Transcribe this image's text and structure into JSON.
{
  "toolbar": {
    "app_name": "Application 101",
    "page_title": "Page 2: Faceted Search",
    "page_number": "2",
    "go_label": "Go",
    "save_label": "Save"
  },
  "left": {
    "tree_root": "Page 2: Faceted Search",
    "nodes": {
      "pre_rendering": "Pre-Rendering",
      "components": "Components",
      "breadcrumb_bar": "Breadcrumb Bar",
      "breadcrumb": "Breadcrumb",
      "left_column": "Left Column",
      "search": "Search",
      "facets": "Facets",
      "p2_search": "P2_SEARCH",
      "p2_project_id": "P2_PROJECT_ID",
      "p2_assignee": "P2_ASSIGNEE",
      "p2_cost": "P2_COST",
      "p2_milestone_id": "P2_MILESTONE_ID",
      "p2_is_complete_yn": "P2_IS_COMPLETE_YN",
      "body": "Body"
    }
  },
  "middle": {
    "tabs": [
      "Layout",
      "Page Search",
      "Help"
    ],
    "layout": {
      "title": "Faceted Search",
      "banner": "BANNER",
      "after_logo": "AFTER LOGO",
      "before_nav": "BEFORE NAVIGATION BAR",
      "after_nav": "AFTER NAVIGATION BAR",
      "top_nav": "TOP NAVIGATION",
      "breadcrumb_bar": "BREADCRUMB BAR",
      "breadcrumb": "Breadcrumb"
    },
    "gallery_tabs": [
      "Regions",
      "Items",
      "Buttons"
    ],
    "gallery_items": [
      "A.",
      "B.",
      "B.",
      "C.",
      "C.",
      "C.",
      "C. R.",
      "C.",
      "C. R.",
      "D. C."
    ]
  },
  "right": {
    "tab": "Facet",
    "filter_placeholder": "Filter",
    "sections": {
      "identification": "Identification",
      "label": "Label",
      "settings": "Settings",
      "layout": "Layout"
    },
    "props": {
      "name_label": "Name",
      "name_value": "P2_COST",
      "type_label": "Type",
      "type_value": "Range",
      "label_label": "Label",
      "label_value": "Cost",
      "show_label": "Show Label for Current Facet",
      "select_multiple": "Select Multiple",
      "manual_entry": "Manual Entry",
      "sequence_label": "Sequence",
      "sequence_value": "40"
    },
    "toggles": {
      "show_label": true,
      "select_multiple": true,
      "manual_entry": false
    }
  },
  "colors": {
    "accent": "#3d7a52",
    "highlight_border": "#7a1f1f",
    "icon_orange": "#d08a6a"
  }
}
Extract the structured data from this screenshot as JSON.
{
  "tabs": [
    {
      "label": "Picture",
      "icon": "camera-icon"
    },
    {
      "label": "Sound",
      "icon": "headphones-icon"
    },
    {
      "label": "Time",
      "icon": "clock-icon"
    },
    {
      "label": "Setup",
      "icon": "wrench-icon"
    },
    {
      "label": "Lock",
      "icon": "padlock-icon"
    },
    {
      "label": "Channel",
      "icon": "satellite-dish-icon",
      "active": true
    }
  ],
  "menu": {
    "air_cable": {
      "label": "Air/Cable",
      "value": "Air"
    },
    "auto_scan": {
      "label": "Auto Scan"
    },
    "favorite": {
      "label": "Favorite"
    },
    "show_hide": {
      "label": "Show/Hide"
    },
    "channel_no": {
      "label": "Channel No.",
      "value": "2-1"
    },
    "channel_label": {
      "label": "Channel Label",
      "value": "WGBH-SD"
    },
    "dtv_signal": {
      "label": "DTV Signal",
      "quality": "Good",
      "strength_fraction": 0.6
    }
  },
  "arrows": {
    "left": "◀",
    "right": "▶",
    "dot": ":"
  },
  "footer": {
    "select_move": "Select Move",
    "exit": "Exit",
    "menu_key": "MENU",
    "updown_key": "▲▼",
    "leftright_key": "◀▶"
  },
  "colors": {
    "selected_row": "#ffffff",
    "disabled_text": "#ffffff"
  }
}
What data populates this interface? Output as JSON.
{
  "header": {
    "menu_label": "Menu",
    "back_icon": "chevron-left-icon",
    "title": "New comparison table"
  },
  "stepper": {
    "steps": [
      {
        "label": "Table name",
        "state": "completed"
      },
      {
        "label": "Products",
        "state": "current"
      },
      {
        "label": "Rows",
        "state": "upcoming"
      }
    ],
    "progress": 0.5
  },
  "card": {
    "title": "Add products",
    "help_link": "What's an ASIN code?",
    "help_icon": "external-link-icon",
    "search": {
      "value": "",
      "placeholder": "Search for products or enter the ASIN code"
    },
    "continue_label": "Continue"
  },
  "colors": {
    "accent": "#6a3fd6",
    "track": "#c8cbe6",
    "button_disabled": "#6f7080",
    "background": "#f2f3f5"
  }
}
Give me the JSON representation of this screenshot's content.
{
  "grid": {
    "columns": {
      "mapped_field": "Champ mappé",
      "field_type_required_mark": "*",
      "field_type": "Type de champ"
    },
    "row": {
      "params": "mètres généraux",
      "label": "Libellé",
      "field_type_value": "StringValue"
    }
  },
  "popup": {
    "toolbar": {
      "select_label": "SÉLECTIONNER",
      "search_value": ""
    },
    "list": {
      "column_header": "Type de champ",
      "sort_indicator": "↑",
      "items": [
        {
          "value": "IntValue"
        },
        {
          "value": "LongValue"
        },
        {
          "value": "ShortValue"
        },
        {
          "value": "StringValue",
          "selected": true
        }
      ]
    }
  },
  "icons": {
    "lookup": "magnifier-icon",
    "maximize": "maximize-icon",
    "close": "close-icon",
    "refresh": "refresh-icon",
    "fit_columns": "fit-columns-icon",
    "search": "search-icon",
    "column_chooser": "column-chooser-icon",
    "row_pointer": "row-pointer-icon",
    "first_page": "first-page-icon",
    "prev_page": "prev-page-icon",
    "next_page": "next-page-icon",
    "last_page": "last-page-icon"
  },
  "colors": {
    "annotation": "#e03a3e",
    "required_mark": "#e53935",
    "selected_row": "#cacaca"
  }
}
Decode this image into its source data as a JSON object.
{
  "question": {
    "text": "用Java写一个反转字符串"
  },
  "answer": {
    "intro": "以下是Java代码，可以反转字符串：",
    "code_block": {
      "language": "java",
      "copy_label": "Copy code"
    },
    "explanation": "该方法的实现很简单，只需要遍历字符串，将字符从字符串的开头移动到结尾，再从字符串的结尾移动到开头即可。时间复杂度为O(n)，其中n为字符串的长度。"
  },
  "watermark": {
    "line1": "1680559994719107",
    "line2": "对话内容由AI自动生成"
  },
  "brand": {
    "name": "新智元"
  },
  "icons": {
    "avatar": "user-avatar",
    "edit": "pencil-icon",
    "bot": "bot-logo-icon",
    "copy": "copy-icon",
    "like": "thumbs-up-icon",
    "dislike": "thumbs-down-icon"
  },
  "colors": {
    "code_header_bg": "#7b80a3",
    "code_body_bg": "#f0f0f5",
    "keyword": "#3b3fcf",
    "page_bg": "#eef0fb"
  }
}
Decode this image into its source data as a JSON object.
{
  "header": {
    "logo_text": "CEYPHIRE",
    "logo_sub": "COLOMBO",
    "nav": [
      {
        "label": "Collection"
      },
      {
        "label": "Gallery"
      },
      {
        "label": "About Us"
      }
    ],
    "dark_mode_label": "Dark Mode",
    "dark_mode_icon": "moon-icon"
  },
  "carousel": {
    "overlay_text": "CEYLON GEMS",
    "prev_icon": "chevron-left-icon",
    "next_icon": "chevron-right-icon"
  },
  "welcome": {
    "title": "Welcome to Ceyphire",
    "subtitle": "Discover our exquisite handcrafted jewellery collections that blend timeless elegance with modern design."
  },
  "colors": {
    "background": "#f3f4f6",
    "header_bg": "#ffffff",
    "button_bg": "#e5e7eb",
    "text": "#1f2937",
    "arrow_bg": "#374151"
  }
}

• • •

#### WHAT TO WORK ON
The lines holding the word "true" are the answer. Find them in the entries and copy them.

#### WRITTEN RESPONSE
      "show_label": true,
      "select_multiple": true,
      "active": true
          "selected": true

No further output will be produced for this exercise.